Since its founding 90 years ago, Mallinckrodt has grown to a more than 400,000-square-foot facility. The 13-story main building is augmented by satellite facilities at Barnes-Jewish Hospital and St. Louis Children’s Hospital, as well as imaging centers and services provided throughout St. Louis and St. Charles counties, as well as other locations.
“We are a very, very collaborative organization,” Oberholtzer says. “What we do touches virtually every single type of medical specialty.” And to work with all those specialties and stay up-to-date on the rapidly evolving technologies, she says that radiologists and technologists have to be like chameleons. “We’re on the forefront of technology, so we’re always learning, changing practice because things are developing so quickly. We want to offer our patients and providers the best imaging available. It’s who we are and what we do to remain leaders in the field.”

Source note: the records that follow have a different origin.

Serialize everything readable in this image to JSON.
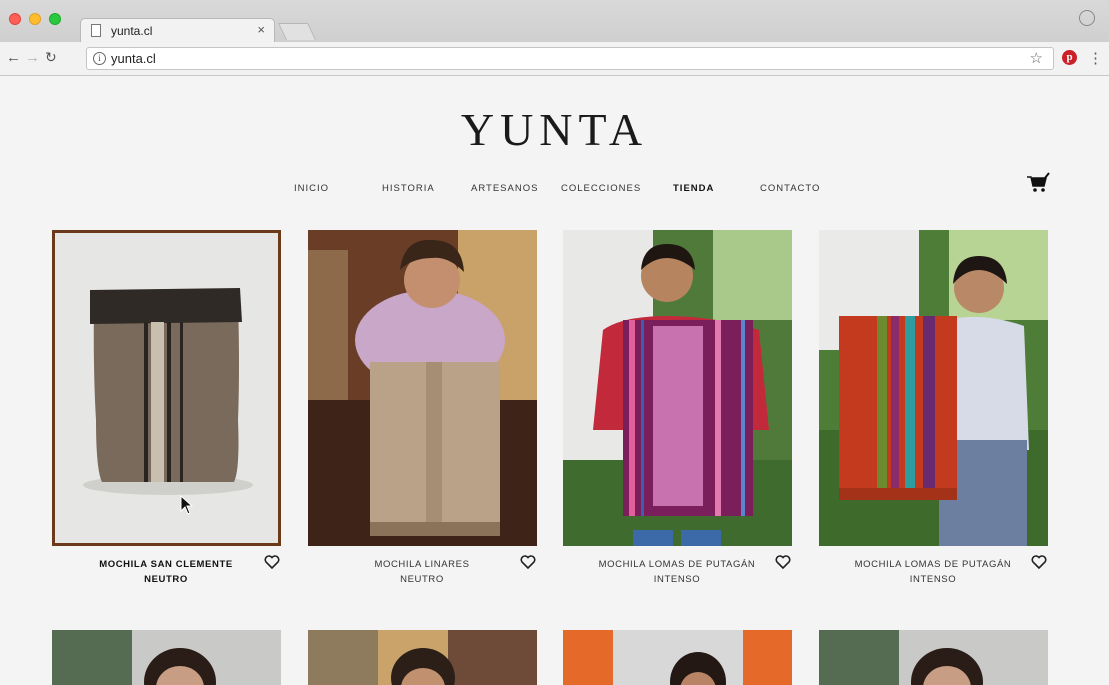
{
  "browser": {
    "tab_title": "yunta.cl",
    "tab_close": "×",
    "url": "yunta.cl",
    "info_glyph": "i",
    "pinterest_glyph": "p"
  },
  "site": {
    "logo": "YUNTA",
    "nav": [
      {
        "label": "INICIO",
        "active": false
      },
      {
        "label": "HISTORIA",
        "active": false
      },
      {
        "label": "ARTESANOS",
        "active": false
      },
      {
        "label": "COLECCIONES",
        "active": false
      },
      {
        "label": "TIENDA",
        "active": true
      },
      {
        "label": "CONTACTO",
        "active": false
      }
    ]
  },
  "products": [
    {
      "line1": "MOCHILA SAN CLEMENTE",
      "line2": "NEUTRO",
      "selected": true
    },
    {
      "line1": "MOCHILA LINARES",
      "line2": "NEUTRO",
      "selected": false
    },
    {
      "line1": "MOCHILA LOMAS DE PUTAGÁN",
      "line2": "INTENSO",
      "selected": false
    },
    {
      "line1": "MOCHILA LOMAS DE PUTAGÁN",
      "line2": "INTENSO",
      "selected": false
    }
  ],
  "colors": {
    "selected_border": "#6b3a1a",
    "pinterest": "#cb2027"
  }
}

The future Is bright
Oberholtzer’s chameleon metaphor is apt as Mallinckrodt continues to acquire among the newest technologies for state-of-the-art radiology service. A recent example is the addition of six new Force Scanners: lightning-fast CT machines that allow patients to spend less time on the table and receive less radiation while creating crystal-clear, full-color images that are available for almost instantaneous assessment. Beyder compares it to having “a garage full of Lamborghinis.”
Today’s technologists and radiologists are on the cusp, yet again, of an exciting new era of medical treatment: theranostics. Scientists are finding new ways to concurrently target and treat malignancies and other disease-causing molecules with ever more sensitive and specific nuclear imaging abilities. Radiochemists work behind the scenes to identify molecular compounds that will carry therapeutic agents directly to cancer cells, leaving healthy cells intact.
“We’re really building on advances in computing and artificial intelligence, or AI, to interpret images very consistently and efficiently,” Wahl says. In affiliation with White Rabbit AI, a California-based technology firm, Washington University scientists recently built an algorithm that helps radiologists better determine the need for follow-up diagnostics based on mammogram images. The software was approved by the FDA and is one example of how AI is being integrated into radiologic technologies.
No matter how advanced the systems get, however, Wahl says radiologists will always be needed to make final determinations of increasingly refined information. In fact, with the dawn of theranostics and other types of interventional radiology, radiologists are no longer the unseen doctors sitting in dark rooms looking at X-rays. Patients increasingly interact with radiologists and technologists during diagnostic and treatment appointments.
Wahl is as excited about the field now as he was in 1979, and Mallinckrodt Institute of Radiology is poised to continue its tradition of education, research and service to the community, seeking new ways to view and treat the body from the outside in